But if you’re fine without antivirus software — modern security-focused browsers and email clients are getting better at weeding out incoming threats — for the same money or less, you can walk away with an IPVanish plan ($3.99) or any of the other midrange VPNs I already mentioned.
Yes, Phantom VPN has a pretty solid logging policy, even if the company, which is based in Germany, is under the jurisdiction of the 14 Eyes surveillance pact. Leak tests didn’t indicate anything particularly suspicious either.
Phantom VPN costs $5.95 per month or $47.95 per year.
Phantom VPN doesn’t have a kill switch on Mac apps, but Windows apps have one.
Yes, but it has a limit of 500 MB.
Unusually, you can connect with as many devices as you like.

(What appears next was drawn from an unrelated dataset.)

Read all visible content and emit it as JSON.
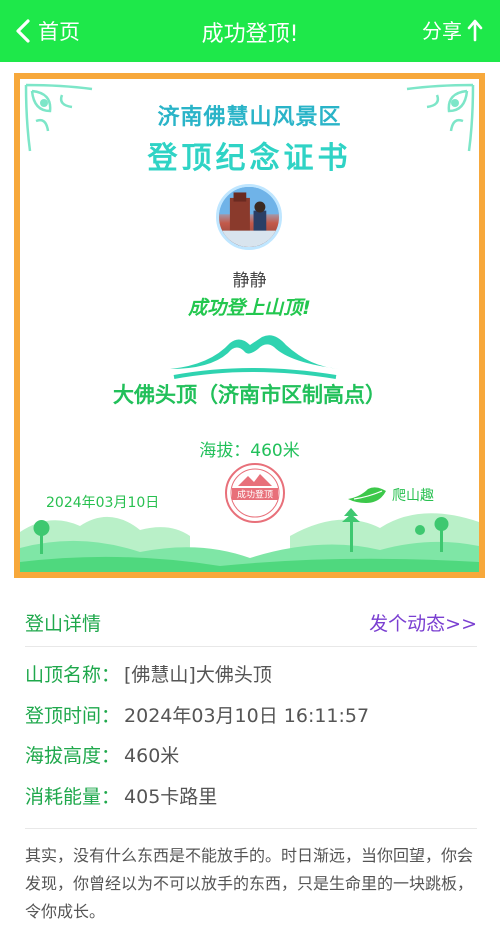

Federal Trade Commission. (2022, Dec 8). Who experiences scams? A story for all ages.
Beaton, Caroline. (2018, Jun 13). Why You Can’t Really Trust Negative Online Reviews. The New York Times.
VyprVPN. (2016, Jun 21). A Brief History of VPNs.
Security.org. (2021, Feb 3). Personal Antivirus Consumer Usage, Adoption & Shopping Study: 2021.
With a decade of experience as a journalist, Derek Prall has been covering cybersecurity for seven years. He has spent more than 1,000 hours researching digital privacy and has covered almost 100 topics related to VPN and identity theft protection. Previously, Derek has covered tech issues at American City & County magazine, where he won numerous national awards for his cybersecurity coverage. His areas of expertise included network security, big data analytics, and AI applications in public safety. Derek graduated with dual bachelor’s degrees in English and Communications from Furman University and now lives in Atlanta, Georgia, with his wife and two cats.